Stolen from here at Oftentimes...
Last week I commented, for the first time ever, below an article on theJournal.ie, a website I frequent and enjoy on daily basis. The article in question was entitled, "Here’s what people thought of TV3?s crime documentary about Limerick." Now I have never been to Limerick, nor did I watch the documentary referred to, but this is not about Limerick, step away from the Limerick. This is what I said in my comment:
"Do a handful of tweets about a tv programme now constitute news? What if someone retweets this article and that tweet winds up on a similar tweet-based article which is then retweeted and featured in an article and further retweeted and then if the cycle was to repeat itself over and over again to the point that someone somewhere, possibly even TV3, were to make a programme or a feature about it and then people tweeted about that! AND then an article surfaced on theJournal.ie that told everyone about the reaction to that televisual feast. What then? I ask you, what then?"

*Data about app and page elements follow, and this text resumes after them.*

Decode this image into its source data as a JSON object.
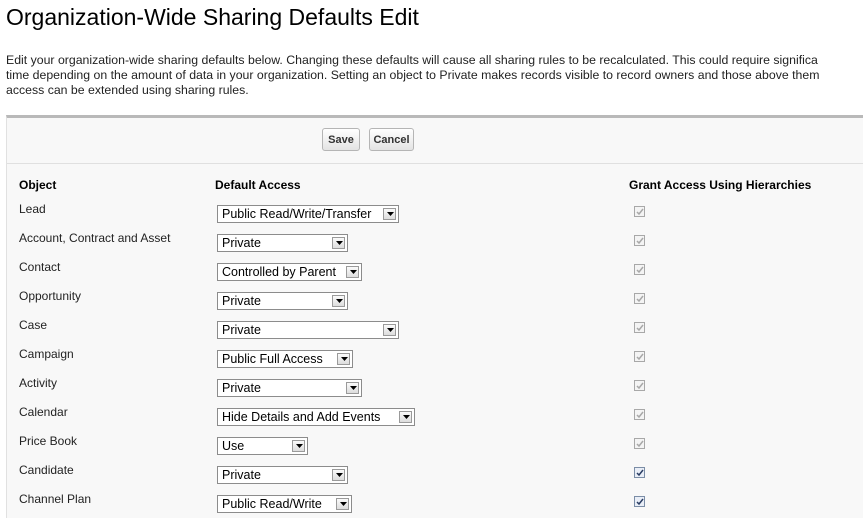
{
  "page": {
    "title": "Organization-Wide Sharing Defaults Edit",
    "description": [
      "Edit your organization-wide sharing defaults below. Changing these defaults will cause all sharing rules to be recalculated. This could require significa",
      "time depending on the amount of data in your organization. Setting an object to Private makes records visible to record owners and those above them",
      "access can be extended using sharing rules."
    ]
  },
  "toolbar": {
    "save_label": "Save",
    "cancel_label": "Cancel"
  },
  "columns": {
    "object": "Object",
    "default_access": "Default Access",
    "grant_access": "Grant Access Using Hierarchies"
  },
  "rows": [
    {
      "object": "Lead",
      "access": "Public Read/Write/Transfer",
      "grant_checked": true,
      "grant_enabled": false
    },
    {
      "object": "Account, Contract and Asset",
      "access": "Private",
      "grant_checked": true,
      "grant_enabled": false
    },
    {
      "object": "Contact",
      "access": "Controlled by Parent",
      "grant_checked": true,
      "grant_enabled": false
    },
    {
      "object": "Opportunity",
      "access": "Private",
      "grant_checked": true,
      "grant_enabled": false
    },
    {
      "object": "Case",
      "access": "Private",
      "grant_checked": true,
      "grant_enabled": false
    },
    {
      "object": "Campaign",
      "access": "Public Full Access",
      "grant_checked": true,
      "grant_enabled": false
    },
    {
      "object": "Activity",
      "access": "Private",
      "grant_checked": true,
      "grant_enabled": false
    },
    {
      "object": "Calendar",
      "access": "Hide Details and Add Events",
      "grant_checked": true,
      "grant_enabled": false
    },
    {
      "object": "Price Book",
      "access": "Use",
      "grant_checked": true,
      "grant_enabled": false
    },
    {
      "object": "Candidate",
      "access": "Private",
      "grant_checked": true,
      "grant_enabled": true
    },
    {
      "object": "Channel Plan",
      "access": "Public Read/Write",
      "grant_checked": true,
      "grant_enabled": true
    }
  ],
  "icons": {
    "dropdown_arrow": "chevron-down-icon",
    "checkmark": "checkmark-icon"
  },
  "colors": {
    "panel_background": "#f8f8f8",
    "panel_top_border": "#b9b9b9",
    "button_border": "#b5b5b5",
    "disabled_check": "#a8a8a8",
    "enabled_check": "#2a3d63"
  }
}
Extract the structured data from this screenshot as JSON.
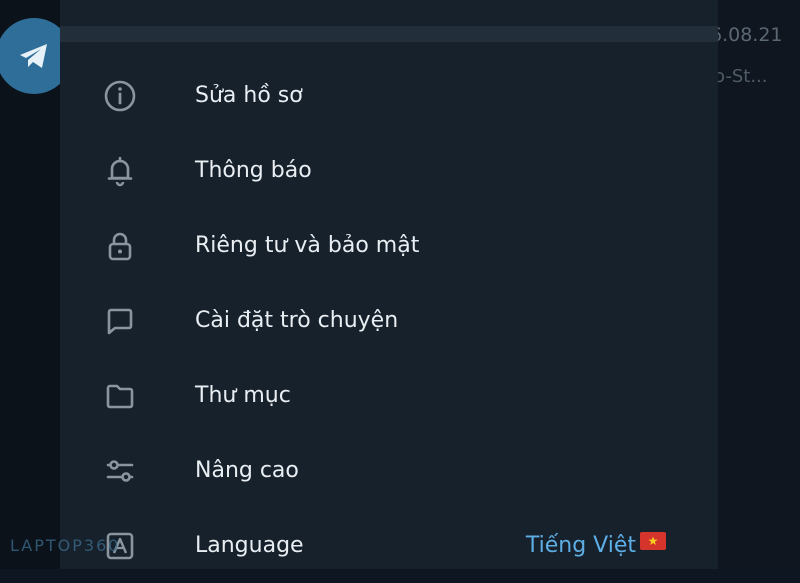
{
  "background": {
    "date_text": "6.08.21",
    "preview_text": "o-St..."
  },
  "menu": {
    "items": [
      {
        "label": "Sửa hồ sơ",
        "icon": "info-icon"
      },
      {
        "label": "Thông báo",
        "icon": "bell-icon"
      },
      {
        "label": "Riêng tư và bảo mật",
        "icon": "lock-icon"
      },
      {
        "label": "Cài đặt trò chuyện",
        "icon": "chat-bubble-icon"
      },
      {
        "label": "Thư mục",
        "icon": "folder-icon"
      },
      {
        "label": "Nâng cao",
        "icon": "sliders-icon"
      },
      {
        "label": "Language",
        "icon": "language-icon",
        "value": "Tiếng Việt"
      }
    ]
  },
  "watermark": "LAPTOP360",
  "colors": {
    "panel_bg": "#17212b",
    "accent": "#5eaee6",
    "icon": "#8a969f",
    "text": "#e9eef3"
  }
}
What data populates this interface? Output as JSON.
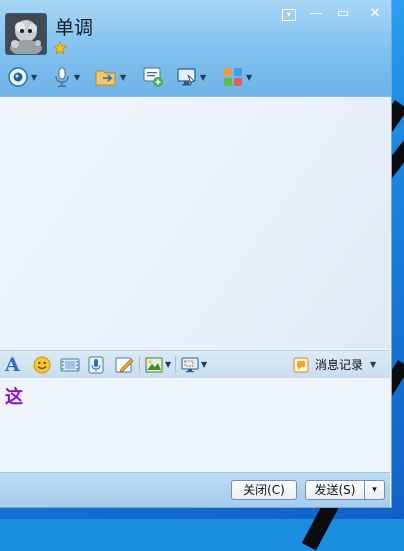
{
  "contact": {
    "name": "单调"
  },
  "window_controls": {
    "menu": "▾",
    "minimize": "—",
    "maximize": "▭",
    "close": "✕"
  },
  "toolbar_top": {
    "icons": [
      "video-call-icon",
      "voice-call-icon",
      "file-transfer-icon",
      "message-mgmt-icon",
      "remote-assist-icon",
      "apps-icon"
    ]
  },
  "format_toolbar": {
    "font_icon": "A",
    "history_label": "消息记录"
  },
  "input": {
    "text": "这"
  },
  "buttons": {
    "close_label": "关闭(C)",
    "send_label": "发送(S)",
    "send_menu": "▾"
  }
}
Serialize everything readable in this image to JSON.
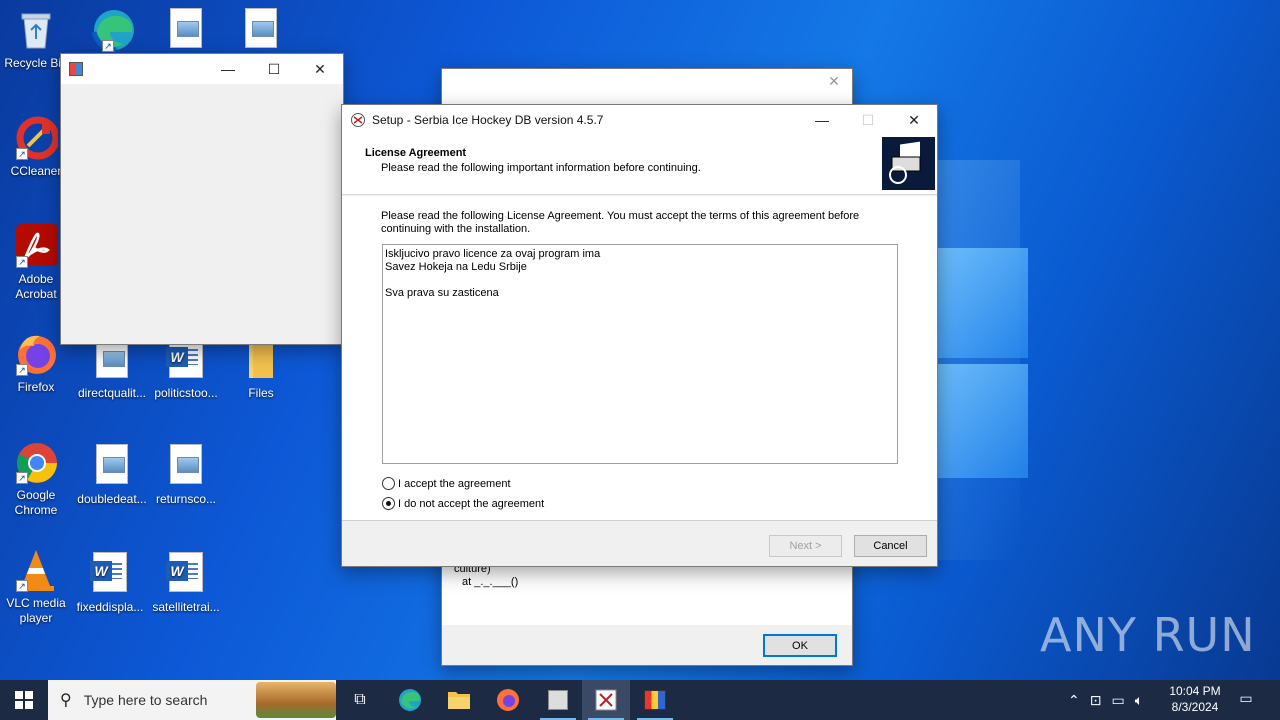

Funny? Right? Witty? You know it! ... Incisive? Perhaps. I was trying to point out the pointlessness of such an article as well as the self-congratulatory relationship between the news, internet, social media and television. This type of article is all to common, a similar version appeared following TV programmes such as Love/Hate and the recent Charlie series, both on RTÉ. I actually have less of a problem with these given that they were presented differently as a handful of entertaining responses to what are essentially programmes that exist for our entertainment. When the programme at the centre of the article is something more factual, or to do with current affairs then presenting the piece as an all encompassing "what people thought," rather than "what some people thought," or "what some people who use twitter thought," is irresponsible, misleading, and frankly, does not constitute news. It was always predicted that twitter would gradually progress from reporting the news to becoming the news in and of itself as well, and this cannot be disputed when you see celebrity tweets or who they have followed or unfollowed being reported as significant news, both online and in print. As the title of this blogpost suggests, it's a bit like a "self-eating cake" to borrow one of Nicola Murray's phrases from The Thick of It.
This same smugness and inter-dependence can be further seen in reality television which is more regurgitating itself rather than eating itself, with homogeneous "reality stars" moving from one show to the next, showing their face (or more), saying something stupid or offensive and thereby building their profile, so that they can be recognised as celebrities, though there may be little worth celebrating. Of course, this suits the tabloid papers and the internet just fine, as they can report on reality stars and their "juicy" lives instead of reality.
Yet even the more so-called highbrow or intellectual programmes are not above this. Look at the celebrated Steven Moffat institutions of Sherlock and Doctor Who, for example, which have become sickeningly self-referential and deferetial towards their fanbase, the internet's reaction and the zeitgeist as a whole. The former incorporating the hashtag #sherlocklives into the show as well as dedicating an entire episode to provoking reaction from the internet through alternative and ultimately inconclusive get-out-clauses explaining how the titular character faked his own death. And as for Doctor Who, well, "Spoilers."
Is this a harmless trend, a demonstration of the widespread inter-connectivity thanks to the rise of social media, or is it something more worrying. Max Horkheimer and Theodor Adorno in their essay "The Culture Industry as Mass Deception" may have highlighted and predicted this issue when they wrote, "The attitude of the public,
which ostensibly and actually favors the system of the culture industry, is a part of the system and not an excuse for it." The "attitude of the public" now exists in the form of social media and has become an integral part of the culture industry. Is it any wonder then, following a huge economic crisis which no other ideology would have survived, the people have barely stirred and capitalism endures, as they say, "The result is the circle of manipulation and retroactive need in which the unity of the system grows ever stronger." Dun. Dun. Dunnnn. (In short, blame all on Celebrity Big Brother and Limerick)
A journal piece about TV3
Led me towards the culture Industry
For problems with the internet
I blamed Steven Moffat
And became a Marxist revolutionary.
Here's a link to THAT journal article: http://www.thejournal.ie/tv3-donal-mcintyre-breaking-crime-1866400-Jan2015/?utm_source=shortlink